Iran lashed out at Washington on Monday for calling the proceedings against those accused in the post-election protests "show trials."

Iranian foreign ministry spokesman Hassan Ghashghavi said the criticism was "illegal and surprising."

At one of the trials, one of the accused reportedly claimed that U.S. intelligence agencies were behind the unrest after the June 20 elections. "Infiltrating into the parties that aimed to participate in the election as well as infiltrating into the universities and union guilds were some of the plots that we were due to perform for the U.S. forces and the Council of Kingdom," the semi-official Fars news agency quoted the defendant, Mohammad Reza Zamani, as saying. "We received funds from the U.S. and the office of the Council of Kingdom to continue our work and to make a living."

The news agency said "Council of the Kingdom" is an "anti-Iranian terrorist group."

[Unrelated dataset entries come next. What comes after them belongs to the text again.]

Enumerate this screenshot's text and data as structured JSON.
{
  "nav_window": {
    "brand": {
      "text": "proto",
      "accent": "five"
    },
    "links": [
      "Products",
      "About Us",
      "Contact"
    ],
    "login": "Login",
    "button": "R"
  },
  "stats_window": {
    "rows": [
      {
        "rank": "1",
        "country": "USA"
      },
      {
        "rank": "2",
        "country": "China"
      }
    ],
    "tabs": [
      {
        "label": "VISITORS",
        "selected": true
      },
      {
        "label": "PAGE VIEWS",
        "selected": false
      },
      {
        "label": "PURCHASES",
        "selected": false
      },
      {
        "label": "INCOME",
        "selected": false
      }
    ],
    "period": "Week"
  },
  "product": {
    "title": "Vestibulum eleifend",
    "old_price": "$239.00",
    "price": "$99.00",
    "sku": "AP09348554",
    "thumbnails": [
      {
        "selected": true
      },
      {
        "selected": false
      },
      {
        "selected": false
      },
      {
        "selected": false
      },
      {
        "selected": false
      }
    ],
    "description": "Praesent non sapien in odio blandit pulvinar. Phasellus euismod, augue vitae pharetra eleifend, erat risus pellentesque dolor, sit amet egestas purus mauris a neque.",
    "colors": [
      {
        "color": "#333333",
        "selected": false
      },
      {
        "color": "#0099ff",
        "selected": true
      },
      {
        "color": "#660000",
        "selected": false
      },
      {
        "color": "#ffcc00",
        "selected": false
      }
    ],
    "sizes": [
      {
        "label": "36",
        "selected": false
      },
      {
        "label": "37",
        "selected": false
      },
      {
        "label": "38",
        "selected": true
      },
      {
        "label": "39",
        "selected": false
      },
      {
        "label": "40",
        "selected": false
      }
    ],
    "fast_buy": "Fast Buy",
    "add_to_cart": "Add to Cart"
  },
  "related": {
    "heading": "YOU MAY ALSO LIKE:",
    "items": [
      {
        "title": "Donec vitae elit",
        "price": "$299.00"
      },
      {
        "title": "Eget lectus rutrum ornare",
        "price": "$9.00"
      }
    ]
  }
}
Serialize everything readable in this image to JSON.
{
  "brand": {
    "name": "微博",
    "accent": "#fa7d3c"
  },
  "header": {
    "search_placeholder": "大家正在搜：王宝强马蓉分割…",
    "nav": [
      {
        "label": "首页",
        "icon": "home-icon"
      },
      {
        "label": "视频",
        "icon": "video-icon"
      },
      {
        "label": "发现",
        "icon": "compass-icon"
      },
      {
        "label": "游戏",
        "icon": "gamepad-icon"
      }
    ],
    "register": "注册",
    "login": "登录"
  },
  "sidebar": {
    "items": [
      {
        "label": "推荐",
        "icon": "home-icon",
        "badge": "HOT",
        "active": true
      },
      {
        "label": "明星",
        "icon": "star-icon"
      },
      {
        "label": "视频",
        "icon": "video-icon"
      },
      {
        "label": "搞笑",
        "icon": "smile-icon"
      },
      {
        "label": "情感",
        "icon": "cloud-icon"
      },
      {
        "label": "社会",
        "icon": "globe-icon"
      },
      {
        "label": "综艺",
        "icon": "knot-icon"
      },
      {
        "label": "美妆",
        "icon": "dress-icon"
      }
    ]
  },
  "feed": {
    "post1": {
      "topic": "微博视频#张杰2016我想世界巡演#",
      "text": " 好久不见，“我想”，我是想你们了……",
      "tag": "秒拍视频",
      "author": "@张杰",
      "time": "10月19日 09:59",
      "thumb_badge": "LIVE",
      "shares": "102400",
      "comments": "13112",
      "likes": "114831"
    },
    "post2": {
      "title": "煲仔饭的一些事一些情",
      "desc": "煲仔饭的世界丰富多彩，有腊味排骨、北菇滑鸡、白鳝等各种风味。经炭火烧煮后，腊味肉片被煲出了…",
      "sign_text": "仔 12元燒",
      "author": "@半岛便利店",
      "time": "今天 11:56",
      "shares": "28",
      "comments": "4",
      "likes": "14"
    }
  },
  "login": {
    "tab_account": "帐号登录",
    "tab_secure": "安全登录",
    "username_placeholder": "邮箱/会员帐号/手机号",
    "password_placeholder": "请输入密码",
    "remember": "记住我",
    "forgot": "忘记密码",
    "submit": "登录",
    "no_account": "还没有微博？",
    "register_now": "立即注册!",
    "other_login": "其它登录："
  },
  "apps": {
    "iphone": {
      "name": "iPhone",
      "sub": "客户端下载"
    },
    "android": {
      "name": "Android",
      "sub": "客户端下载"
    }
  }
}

The deputy prosecutor-general in Tehran claimed that “the U.S. administration sought to stage a plot named ‘Exchange Project’ in Iran after its agents were arrested by Iranian security forces.”